I have three hours of commuting each day to work and school (maybe that’s why I have so many opinions? Too much time to think?). So last week, while reading some emails on my way back home, I realized — it’s August!
This exact same time last year, I was getting ready for my exchange: packing like crazy, doing a Marie Kondo kind of thing where I had to ask myself “Do I really need this? Will it bring me joy in Copenhagen?”; having many goodbye parties with people I didn’t see regularly but when they find out you’re moving abroad suddenly they want to see you; crying at everything and even telling my bedroom furniture “I’ll miss you so much”.
So guys: Welcome to your exchange. You might be at a stage where you have no idea about how everything around you works. The language, the people, the public transportation system, CBS and subjects, your new home, your new roommates: EVERYTHING is new. And here’s my first tip… while I’m pretty sure you’re in panic-mode now, and perhaps a bit homesick, please, I urge you to truly enjoy this stage, because in a few months, you’ll yearn for that newness.
Time flies when you’re having fun, as they say. And in these first few days, there’s so much to do and so little time. So I encourage you to spend a while each night (yes, even after partying hard…) to take it all in. Take notes about what you experience, the things that spark your attention and want to remember.
Before I left my home country, everyone was constantly telling me “ENJOY YOUR EXCHANGE BECAUSE IT FLIES BY!!” and as much as I hated that phrase, I will say it: Enjoy it, ‘cause it’ll soon be gone.
That’s not to say you should go crazy and force yourself to do everything and like everyone even when you don’t feel like it. But instead, find your purpose and follow it. So… why are you here? Why did you choose this city? What exactly do you need? What did you come here to get? Whatever it is, chase it and find it – Copenhagen is truly a city where dreams can come true.
Since most people don’t know you here, you can be whoever you want to be
There’s one thing I’ve talked about with many friends, and it’s the magic that many do not realize: Since most people don’t know you here, you can be whoever you want to be.
Like your luggage: You don’t need to bring everything, especially those things that you find unnecessary or even annoying. So, as open and honest as I am (I wrote that article about dating the Danes, so I’m VERY open and honest), I didn’t mention my flaws when introducing myself to everyone: “Hi, I’m Valeria and I have low self-esteem and don’t know how to ride a bike!”.
Instead, highlight your best aspects and make real connections with others based on them.
Make mistakes! A lot of them! (Safe mistakes, always).

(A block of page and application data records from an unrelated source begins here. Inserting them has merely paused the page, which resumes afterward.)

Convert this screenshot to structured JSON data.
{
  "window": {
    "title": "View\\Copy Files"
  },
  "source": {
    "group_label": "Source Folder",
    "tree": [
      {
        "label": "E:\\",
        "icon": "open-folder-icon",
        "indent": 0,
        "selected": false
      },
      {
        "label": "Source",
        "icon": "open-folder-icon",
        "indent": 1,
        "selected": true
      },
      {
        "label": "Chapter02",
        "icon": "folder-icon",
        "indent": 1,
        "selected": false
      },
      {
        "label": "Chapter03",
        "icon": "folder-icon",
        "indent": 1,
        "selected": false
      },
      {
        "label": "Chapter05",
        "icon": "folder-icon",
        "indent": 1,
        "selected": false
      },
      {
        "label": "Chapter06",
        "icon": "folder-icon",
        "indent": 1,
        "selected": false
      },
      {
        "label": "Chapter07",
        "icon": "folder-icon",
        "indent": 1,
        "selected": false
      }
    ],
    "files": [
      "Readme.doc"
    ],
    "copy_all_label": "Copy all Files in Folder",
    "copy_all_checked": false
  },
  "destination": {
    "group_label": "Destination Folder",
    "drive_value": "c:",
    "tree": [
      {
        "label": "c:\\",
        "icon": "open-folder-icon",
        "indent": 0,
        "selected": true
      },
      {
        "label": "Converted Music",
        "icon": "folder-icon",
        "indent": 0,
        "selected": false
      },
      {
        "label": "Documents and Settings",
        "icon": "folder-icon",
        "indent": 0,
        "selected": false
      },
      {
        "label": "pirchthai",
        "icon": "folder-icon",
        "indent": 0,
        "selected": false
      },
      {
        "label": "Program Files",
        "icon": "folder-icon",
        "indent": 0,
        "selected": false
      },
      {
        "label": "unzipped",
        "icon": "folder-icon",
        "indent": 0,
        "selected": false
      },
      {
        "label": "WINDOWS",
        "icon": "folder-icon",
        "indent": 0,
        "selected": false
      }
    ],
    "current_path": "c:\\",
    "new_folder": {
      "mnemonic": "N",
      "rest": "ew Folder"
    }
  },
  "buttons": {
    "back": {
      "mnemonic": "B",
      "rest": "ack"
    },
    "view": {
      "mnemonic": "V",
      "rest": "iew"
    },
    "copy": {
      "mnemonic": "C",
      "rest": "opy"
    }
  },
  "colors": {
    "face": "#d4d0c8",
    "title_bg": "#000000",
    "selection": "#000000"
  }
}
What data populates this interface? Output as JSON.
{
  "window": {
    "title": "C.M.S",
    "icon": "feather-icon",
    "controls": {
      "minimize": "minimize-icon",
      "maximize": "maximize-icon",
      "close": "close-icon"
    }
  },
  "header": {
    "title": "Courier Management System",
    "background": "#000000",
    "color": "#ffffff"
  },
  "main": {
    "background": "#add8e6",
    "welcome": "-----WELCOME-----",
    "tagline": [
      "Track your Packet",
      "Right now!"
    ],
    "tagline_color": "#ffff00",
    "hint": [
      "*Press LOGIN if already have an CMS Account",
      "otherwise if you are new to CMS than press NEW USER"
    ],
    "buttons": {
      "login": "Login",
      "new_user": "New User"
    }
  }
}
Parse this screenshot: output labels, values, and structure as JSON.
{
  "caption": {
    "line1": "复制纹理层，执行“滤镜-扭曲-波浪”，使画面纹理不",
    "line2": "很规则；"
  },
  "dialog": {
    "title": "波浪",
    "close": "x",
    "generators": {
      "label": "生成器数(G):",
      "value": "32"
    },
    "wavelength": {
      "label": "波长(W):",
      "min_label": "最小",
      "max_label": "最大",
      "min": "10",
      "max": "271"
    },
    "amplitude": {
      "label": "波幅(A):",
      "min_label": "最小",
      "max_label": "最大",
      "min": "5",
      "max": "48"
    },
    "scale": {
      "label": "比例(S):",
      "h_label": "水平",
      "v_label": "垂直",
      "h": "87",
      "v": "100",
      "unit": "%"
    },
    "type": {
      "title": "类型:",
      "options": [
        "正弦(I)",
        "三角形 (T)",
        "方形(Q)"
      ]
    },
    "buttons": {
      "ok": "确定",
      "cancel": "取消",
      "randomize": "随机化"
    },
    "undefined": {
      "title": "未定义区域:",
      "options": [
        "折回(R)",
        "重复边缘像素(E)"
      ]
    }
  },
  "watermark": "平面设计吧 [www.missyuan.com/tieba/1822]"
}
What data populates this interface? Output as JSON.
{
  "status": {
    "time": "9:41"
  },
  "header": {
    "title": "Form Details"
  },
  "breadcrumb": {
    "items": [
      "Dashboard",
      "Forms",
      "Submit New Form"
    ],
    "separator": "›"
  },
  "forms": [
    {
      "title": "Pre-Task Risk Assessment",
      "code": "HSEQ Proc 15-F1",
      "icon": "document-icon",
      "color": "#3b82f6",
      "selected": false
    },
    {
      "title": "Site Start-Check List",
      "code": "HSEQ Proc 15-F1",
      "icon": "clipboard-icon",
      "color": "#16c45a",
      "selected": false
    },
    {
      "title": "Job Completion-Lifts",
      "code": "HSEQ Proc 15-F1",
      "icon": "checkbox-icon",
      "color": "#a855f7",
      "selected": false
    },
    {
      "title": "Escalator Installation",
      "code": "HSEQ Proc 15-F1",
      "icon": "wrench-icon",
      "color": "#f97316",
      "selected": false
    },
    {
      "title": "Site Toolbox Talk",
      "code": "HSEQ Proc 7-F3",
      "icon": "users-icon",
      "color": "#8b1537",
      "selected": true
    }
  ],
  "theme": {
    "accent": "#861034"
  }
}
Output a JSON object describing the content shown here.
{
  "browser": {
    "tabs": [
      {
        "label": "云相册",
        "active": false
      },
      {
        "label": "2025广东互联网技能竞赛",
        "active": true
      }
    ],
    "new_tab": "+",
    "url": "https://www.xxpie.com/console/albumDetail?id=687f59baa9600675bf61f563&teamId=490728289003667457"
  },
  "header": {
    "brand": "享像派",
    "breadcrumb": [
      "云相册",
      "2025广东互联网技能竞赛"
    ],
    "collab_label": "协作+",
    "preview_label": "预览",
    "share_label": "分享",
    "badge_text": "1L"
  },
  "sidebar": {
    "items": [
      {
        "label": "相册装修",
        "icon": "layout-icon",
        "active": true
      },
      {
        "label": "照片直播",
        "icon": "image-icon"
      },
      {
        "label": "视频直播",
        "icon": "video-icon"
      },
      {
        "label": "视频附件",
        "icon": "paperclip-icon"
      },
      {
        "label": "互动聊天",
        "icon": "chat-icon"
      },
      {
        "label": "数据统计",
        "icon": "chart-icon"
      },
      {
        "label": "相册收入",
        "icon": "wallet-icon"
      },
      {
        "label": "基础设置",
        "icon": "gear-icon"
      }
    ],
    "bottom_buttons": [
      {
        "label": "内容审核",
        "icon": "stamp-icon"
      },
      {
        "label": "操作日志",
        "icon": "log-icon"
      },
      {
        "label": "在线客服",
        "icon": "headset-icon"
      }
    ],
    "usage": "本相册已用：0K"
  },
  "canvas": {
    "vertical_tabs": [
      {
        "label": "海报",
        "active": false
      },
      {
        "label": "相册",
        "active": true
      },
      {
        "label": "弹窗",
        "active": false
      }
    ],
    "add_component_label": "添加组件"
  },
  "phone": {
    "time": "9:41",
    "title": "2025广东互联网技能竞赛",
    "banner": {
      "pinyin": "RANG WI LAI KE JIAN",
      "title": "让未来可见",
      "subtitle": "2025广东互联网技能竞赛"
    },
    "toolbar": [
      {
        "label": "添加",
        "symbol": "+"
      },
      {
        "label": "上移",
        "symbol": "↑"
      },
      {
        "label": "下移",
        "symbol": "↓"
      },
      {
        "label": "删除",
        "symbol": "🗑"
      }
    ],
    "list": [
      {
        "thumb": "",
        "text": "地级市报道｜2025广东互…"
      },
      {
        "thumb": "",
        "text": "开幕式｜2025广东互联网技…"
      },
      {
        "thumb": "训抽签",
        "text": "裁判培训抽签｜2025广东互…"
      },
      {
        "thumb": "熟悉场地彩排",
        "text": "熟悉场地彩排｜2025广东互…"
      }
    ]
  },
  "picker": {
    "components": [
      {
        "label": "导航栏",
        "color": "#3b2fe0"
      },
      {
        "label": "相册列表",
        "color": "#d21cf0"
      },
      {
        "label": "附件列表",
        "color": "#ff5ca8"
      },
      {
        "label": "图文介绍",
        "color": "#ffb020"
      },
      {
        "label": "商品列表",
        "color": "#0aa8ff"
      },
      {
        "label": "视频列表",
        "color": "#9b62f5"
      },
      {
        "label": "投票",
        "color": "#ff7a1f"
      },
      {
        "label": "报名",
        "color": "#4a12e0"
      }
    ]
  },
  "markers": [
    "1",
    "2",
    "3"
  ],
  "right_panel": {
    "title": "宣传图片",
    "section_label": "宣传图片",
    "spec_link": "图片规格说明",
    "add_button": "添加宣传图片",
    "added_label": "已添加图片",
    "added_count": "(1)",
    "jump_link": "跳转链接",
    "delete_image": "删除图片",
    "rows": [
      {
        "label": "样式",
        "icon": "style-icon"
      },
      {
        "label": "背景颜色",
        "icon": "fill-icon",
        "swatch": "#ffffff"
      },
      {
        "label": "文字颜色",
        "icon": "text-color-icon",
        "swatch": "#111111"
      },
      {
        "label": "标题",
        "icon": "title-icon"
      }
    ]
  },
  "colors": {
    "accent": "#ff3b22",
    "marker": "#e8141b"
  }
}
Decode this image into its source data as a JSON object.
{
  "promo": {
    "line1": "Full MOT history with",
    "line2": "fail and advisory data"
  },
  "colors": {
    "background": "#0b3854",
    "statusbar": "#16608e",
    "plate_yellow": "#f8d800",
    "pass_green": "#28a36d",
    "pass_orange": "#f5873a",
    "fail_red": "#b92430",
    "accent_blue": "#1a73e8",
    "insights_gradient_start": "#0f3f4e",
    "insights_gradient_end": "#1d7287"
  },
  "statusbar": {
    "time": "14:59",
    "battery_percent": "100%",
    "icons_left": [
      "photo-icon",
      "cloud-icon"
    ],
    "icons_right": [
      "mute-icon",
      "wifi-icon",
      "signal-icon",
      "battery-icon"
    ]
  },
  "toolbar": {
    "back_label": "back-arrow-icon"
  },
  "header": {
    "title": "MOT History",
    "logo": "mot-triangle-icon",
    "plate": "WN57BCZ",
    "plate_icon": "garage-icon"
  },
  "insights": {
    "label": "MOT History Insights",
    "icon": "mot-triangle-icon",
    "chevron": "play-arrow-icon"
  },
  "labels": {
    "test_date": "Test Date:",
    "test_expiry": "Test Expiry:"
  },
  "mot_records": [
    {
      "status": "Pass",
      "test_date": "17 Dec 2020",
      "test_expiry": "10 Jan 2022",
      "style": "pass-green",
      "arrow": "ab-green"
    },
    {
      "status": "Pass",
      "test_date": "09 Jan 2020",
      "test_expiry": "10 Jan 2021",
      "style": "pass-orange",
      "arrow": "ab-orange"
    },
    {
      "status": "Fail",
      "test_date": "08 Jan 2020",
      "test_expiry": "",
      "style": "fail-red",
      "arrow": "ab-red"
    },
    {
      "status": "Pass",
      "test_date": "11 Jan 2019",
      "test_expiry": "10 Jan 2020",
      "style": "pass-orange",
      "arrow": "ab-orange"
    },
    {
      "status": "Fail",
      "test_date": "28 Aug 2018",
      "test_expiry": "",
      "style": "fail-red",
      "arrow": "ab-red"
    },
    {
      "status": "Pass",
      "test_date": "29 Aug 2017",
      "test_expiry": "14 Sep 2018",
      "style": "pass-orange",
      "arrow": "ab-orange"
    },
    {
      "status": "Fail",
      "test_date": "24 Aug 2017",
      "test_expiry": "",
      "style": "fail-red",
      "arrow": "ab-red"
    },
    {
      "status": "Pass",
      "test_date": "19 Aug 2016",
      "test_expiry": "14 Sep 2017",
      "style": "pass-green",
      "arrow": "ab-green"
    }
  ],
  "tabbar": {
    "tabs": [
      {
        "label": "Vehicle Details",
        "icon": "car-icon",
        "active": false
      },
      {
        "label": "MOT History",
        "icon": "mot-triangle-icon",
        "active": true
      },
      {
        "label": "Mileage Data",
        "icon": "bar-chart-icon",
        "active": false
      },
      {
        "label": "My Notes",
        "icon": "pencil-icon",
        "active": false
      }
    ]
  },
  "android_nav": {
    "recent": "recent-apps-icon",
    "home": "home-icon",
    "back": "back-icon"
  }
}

The best anecdotes I have from my exchange are the times when I thought I’d messed it all up, and I hadn’t. Things I was truly scared to do (like getting on the rollercoaster at Tivoli Gardens after too many glasses of wine, or riding a bike to the club with a stranger on Halloween), but I dared to and now, I don’t regret a single thing.
Sometimes when I’m at the dentist (I have a terrible fear of dentists) or even having a terrible day, I close my eyes and go back to these, and so many more memories
Another phrase going around the first days of exchange was: “This is like a vacation from my everyday life,” and I have to say that it’s a bit like that, except it’s more than a vacation – it’s like a timeout, where you can enjoy and work on yourself. It’s something that’ll shape who you become as a person and as a professional. Valuable memories that you’ll be telling your kids about one day.
The Buddy dinner. The welcome party. The boat ride. The first night at the Irish Pub. The first time I entered Solbjerg Plads. Sometimes when I’m at the dentist (I have a terrible fear of dentists) or even having a terrible day, I close my eyes and go back to these, and so many more memories.
And the friends you’ll make here are people you’ll miss and carry forever in your heart. They might be people who, when you first see them, you think there’s no chance they’ll end up becoming so close to you. But trust me, they will. And when you’re back home, you’ll even miss the people you didn’t like on exchange.
And, if you’re from Latin America, please bring me home some bread!
But I won’t lie: There will be bad times too. Before exams when things go crazy, if you had an argument with someone, if you fell off your bike and twisted your foot, or any other thing – but that’s the way life works, of course. It’s not all rainbows and unicorns, and the best way to go through bad stuff is to have the support of your people here, and friends and family at home.
One last thing before I end this, and this one is going to make you all say, “Oh, what a nerd”: The main reason you’re here, after all, is to study. CBS is an amazing university and I haven’t had a class that I didn’t love, so take advantage of that. There’s a reason why Denmark is among the top education systems in the world, so don’t miss your opportunity to study like a Dane while you’re living like a Dane.
I hope you all have as much fun as I did. Copenhagen is and will always be my home (so much so, that I remember exact names of streets and can give anyone directions on how to get to places), and I’m sure you’ll find a way to make it your home as well. And, if you’re from Latin America, please bring me home some bread! 🙂